The Deputy Chief Nurse responsible for safeguarding and harm-free care at Barking, Havering and Redbridge University Hospitals NHS Trust (BHRUT) identified an opportunity to use new digital technology to introduce electronic Child Protection-Information Sharing (CP–IS) to the Trust. The process is quicker and more efficient. Any child with particular safeguarding needs can be quickly identified by the Trust whenever they are registered as a patient.
Where to look
Setting up a CP-IS system in unscheduled care settings within a hospital was recommended following publication of the Children and Young People’s Health Outcomes Forum report. Across the country, there was unwarranted variation in the way alerts for children in unscheduled care had been picked up and managed. In BHRUT this was done manually on a daily basis, which proved to be labour intensive and could be subject to human error.
What to change
The Trust’s Safeguarding Administrator spends each working day processing child protection lists from three local authorities. This includes checking for updates, making amendments, adding children onto the hospital system and setting the alert in readiness for when the child may attend BHRUT.
The Deputy Chief Nurse recognised the benefit of using the national CP–IS system to support frontline professionals in providing holistic healthcare, reducing risk to children and enabling immediate access to safeguarding concerns, in turn reducing the risk of human error and missed safeguarding opportunities. The system is automated, current and available at the point of need. The CP-IS system provides an instant view of children who are subject to Child Protection Plans, have Looked After status and or are unborn with Child Protection Plans.
How to change
A consultation took place with the Safeguarding Team and senior staff, including the Chief Nurse to consider the implementation of the CP–IS system. A key element to the consultation was to identify which departments would be vital parts of the organisation to have immediate access to that level of information regarding children. It was agreed to implement CP-IS in the Accident and Emergency Department including Paediatric Emergency department, Maternity, Gynaecology, Urgent Care, Paediatric Wards and the within the Safeguarding team. As the system is designed to be utilised most effectively in unscheduled care settings, these areas where considered the priority departments within BHRUT and Queens Hospital.
The Deputy Chief Nurse led a task and finish group to oversee implementation, this group included representatives from the following teams: Information Technology, Safeguarding and Nursing and Midwifery. They decided to access CP-IS via the Summary Care Record application (SCRa), using smartcards, as this is the most secure system to enable frontline nursing staff to access the system. A CP-IS protocol was developed, training given and smartcards were issued. BRHUT participated in the local tri-borough CP-IS meetings and shared the new protocol with other Trusts planning to make a similar change.

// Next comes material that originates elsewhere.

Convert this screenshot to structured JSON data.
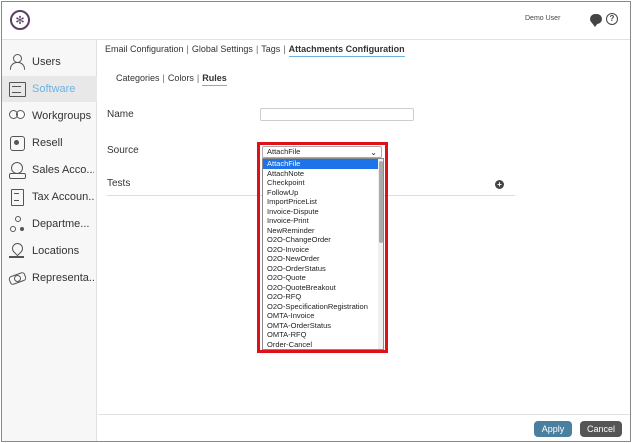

It has required a change for staff at the point of registering patients for care. They use the smartcard to access CP-IS and check for relevant information on every child up to the age of 18 years. If the system identifies the child has a plan, they alert the safeguarding team.
Better outcomes – Patient safety has been enhanced. Clinical assessment and decision-making is more informed, ensuring the best outcome for the child. Using smartcards for CP-IS enables the checking of patients’ demographic data. This ensures the most up-to-date information is put on hospital systems. As a result, more patient discharge summaries are being sent to the GPs with a more holistic review of the child’s needs, including safeguarding concerns, rather than just a clinical summary of medical needs. There has been better information sharing, providing hospital staff with direct access to a child’s social worker and child protection plan, enabling timely, on the spot information sharing between health and social care staff. This has helped to break down barriers of communication and time delays, especially when a child is admitted from another area of the country.
Better experience – Health and social care staff have a more holistic picture of a child’s needs and their interaction with services. This enables better care provision and early detection of risk or concerns.
Better use of resources – CP-IS has reduced cost and time in supporting children and young people’s administrative processes, by:
- Enabling health care staff in accessing live and up to date information regarding a child’s needs. This timely information enabled staff to respond quickly and efficiently to any risk or concern.
- As a national system, identifying all children, not just local ones – reducing the risk of missing any safeguarding concern for a child who may come into contact with BHRUT.
- Providing timely contact information relevant to the child’s needs, reducing the time needed to track down the relevant social worker.
- Using the NHS number as the unique identifier, adding certainty that both health and local authorities are dealing with the same child.
Challenges and lessons learnt for implementation
- The change has had a positive impact, leading to a new shared responsibility for raising safeguarding alerts within the Trust.
- The change has drawn health and social care working closely together providing a more holistic and effective response to a child’s needs.
- This was a big project, requiring robust planning, training and staff engagement. BHRUT was supported from the national CP-IS team and the local CCG’s CP-IS lead. This was invaluable.
Find out more
For more information contact:
- Gary Etheridge, Deputy Chief Nurse, Safeguarding and Harm Free Care firstname.lastname@example.org